Former racing driver Michael Schumacher remains in a critical condition and is fighting for his life following a skiing accident in France.

The 44-year-old German suffered a severe head injury on Sunday while skiing off-piste in the resort of Meribel.

Medics have revealed that Schumacher would "certainly" not have survived the accident if he had not been wearing a helmet.

Doctors in Grenoble refused to speculate on the prognosis for the seven-time Formula One racing champion.

They confirmed that Schumacher had undergone one operation since the accident and was now in an induced coma in intensive care.

Professor Jean Francois Payen, speaking at a news conference at the University Hospital of Grenoble, said: "This accident was particularly serious and he was dealt with immediately and at our hospital he was immediately operated on after a brain scan.

"And then afterwards his condition is critical.
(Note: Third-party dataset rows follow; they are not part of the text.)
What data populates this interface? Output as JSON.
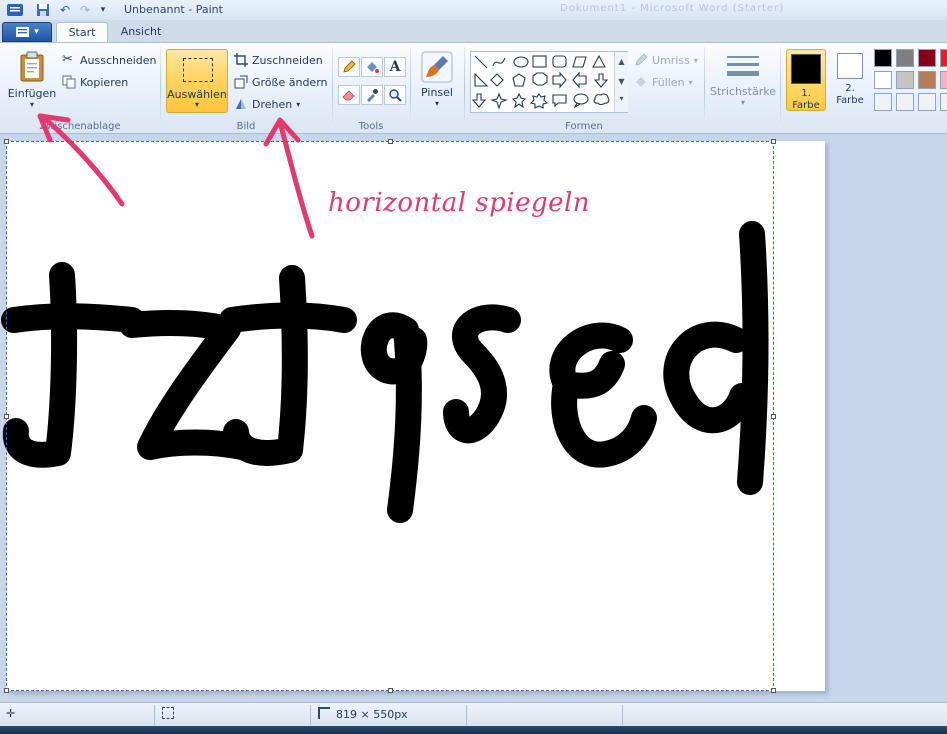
{
  "titlebar": {
    "title": "Unbenannt - Paint",
    "faded_title": "Dokument1 - Microsoft Word (Starter)"
  },
  "tabs": [
    {
      "label": "Start",
      "active": true
    },
    {
      "label": "Ansicht",
      "active": false
    }
  ],
  "groups": {
    "zwischenablage": {
      "label": "Zwischenablage",
      "paste": "Einfügen",
      "cut": "Ausschneiden",
      "copy": "Kopieren"
    },
    "bild": {
      "label": "Bild",
      "select": "Auswählen",
      "crop": "Zuschneiden",
      "resize": "Größe ändern",
      "rotate": "Drehen"
    },
    "tools": {
      "label": "Tools"
    },
    "pinsel": {
      "label": "Pinsel"
    },
    "formen": {
      "label": "Formen",
      "outline": "Umriss",
      "fill": "Füllen"
    },
    "strichstaerke": {
      "label": "Strichstärke"
    },
    "farben": {
      "color1": "1.\nFarbe",
      "color2": "2.\nFarbe",
      "color1_value": "#000000",
      "color2_value": "#ffffff",
      "palette": [
        "#000000",
        "#7f7f7f",
        "#880015",
        "#ed1c24",
        "#ffffff",
        "#c3c3c3",
        "#b97a57",
        "#ffaec9",
        "#eef2f7",
        "#eef2f7",
        "#eef2f7",
        "#eef2f7"
      ]
    }
  },
  "canvas": {
    "mirrored_text": "besetzt",
    "annotation": "horizontal spiegeln",
    "annotation_color": "#e23a6f"
  },
  "status": {
    "canvas_size": "819 × 550px"
  }
}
As for cerebral care, all the recommended treatments have been introduced and for the moment we are not able to express ourselves with regards to Michael Schumacher's future."

He said the driver's helmet had protected him to a "certain extent" from the "very violent shock".
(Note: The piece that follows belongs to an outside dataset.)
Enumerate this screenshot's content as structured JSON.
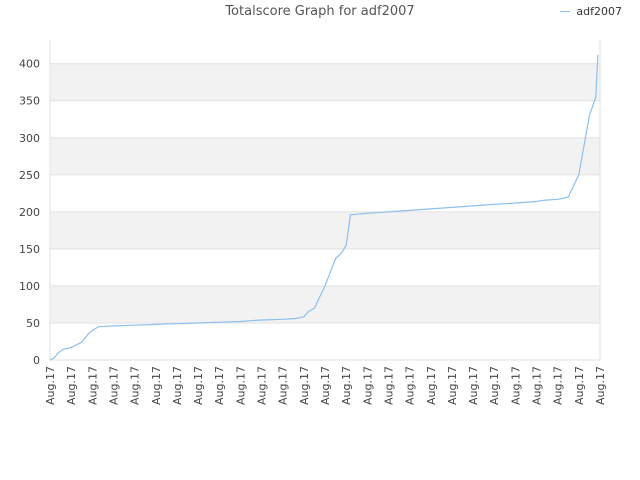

"Somebody who would have this kind of accident without a helmet certainly, he would not have got to here," he said.

Neurosurgeon Tony Belli added that the injury Schumacher suffered is likely to pose an ongoing risk as doctors attempt to reduce swelling and stem a potential brain bleed.
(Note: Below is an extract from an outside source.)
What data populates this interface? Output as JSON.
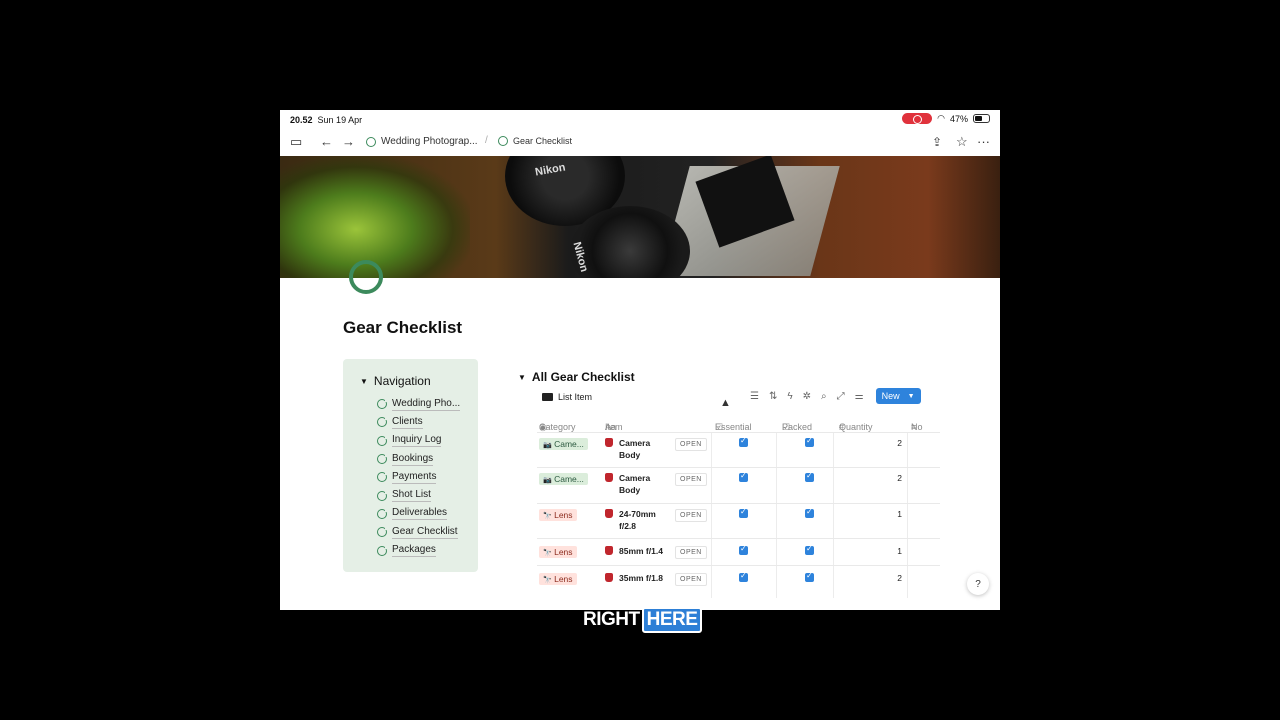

He said: "From what we know, he is in a critical state and in intensive care at the moment.

"It's likely he will be on a breathing machine with complex monitoring equipment around him and he's likely to be in a coma still.

"Initially, from what I gather, he was talking and trying to reassure people but then he became unconscious quite rapidly.

"That would suggest that he probably had brain swelling and that's something that can happen quite often - people initially seem to be OK, and then the brain begins to swell up and things get more serious."

The consultant at Queen Elizabeth Hospital in Birmingham told ITV: "You're dealing with a swollen brain, and often the brain bleeds quite easily.

"The brain is very friable and it obviously has to be handled with a lot of care, particularly when it's swollen - it can actually sustain further damage during the operation itself.

"The bleeding in itself could be quite serious because, unfortunately, when the brain has been bruised, it can carry on bleeding for quite some time during the surgery itself."